▶ **Task to carry out**:
Copy out the entries below precisely; nothing is to be omitted.
Start of Records to process
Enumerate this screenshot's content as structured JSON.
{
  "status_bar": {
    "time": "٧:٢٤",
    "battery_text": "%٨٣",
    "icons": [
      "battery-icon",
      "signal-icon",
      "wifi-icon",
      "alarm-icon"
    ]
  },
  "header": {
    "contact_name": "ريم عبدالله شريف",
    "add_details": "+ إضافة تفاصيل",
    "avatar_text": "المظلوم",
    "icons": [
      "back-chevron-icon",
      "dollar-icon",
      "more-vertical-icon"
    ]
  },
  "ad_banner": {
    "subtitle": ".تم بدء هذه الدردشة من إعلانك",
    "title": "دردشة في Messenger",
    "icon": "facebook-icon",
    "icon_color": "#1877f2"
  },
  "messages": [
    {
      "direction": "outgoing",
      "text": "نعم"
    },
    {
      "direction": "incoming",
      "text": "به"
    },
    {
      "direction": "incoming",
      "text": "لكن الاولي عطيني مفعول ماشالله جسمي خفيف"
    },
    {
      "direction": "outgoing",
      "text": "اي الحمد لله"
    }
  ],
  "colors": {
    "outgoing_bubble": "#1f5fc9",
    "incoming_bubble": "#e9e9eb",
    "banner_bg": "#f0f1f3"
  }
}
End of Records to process
▶ **Expected output**:
Enumerate this screenshot's content as structured JSON.
{
  "status_bar": {
    "time": "٧:٢٤",
    "battery_text": "%٨٣",
    "icons": [
      "battery-icon",
      "signal-icon",
      "wifi-icon",
      "alarm-icon"
    ]
  },
  "header": {
    "contact_name": "ريم عبدالله شريف",
    "add_details": "+ إضافة تفاصيل",
    "avatar_text": "المظلوم",
    "icons": [
      "back-chevron-icon",
      "dollar-icon",
      "more-vertical-icon"
    ]
  },
  "ad_banner": {
    "subtitle": ".تم بدء هذه الدردشة من إعلانك",
    "title": "دردشة في Messenger",
    "icon": "facebook-icon",
    "icon_color": "#1877f2"
  },
  "messages": [
    {
      "direction": "outgoing",
      "text": "نعم"
    },
    {
      "direction": "incoming",
      "text": "به"
    },
    {
      "direction": "incoming",
      "text": "لكن الاولي عطيني مفعول ماشالله جسمي خفيف"
    },
    {
      "direction": "outgoing",
      "text": "اي الحمد لله"
    }
  ],
  "colors": {
    "outgoing_bubble": "#1f5fc9",
    "incoming_bubble": "#e9e9eb",
    "banner_bg": "#f0f1f3"
  }
}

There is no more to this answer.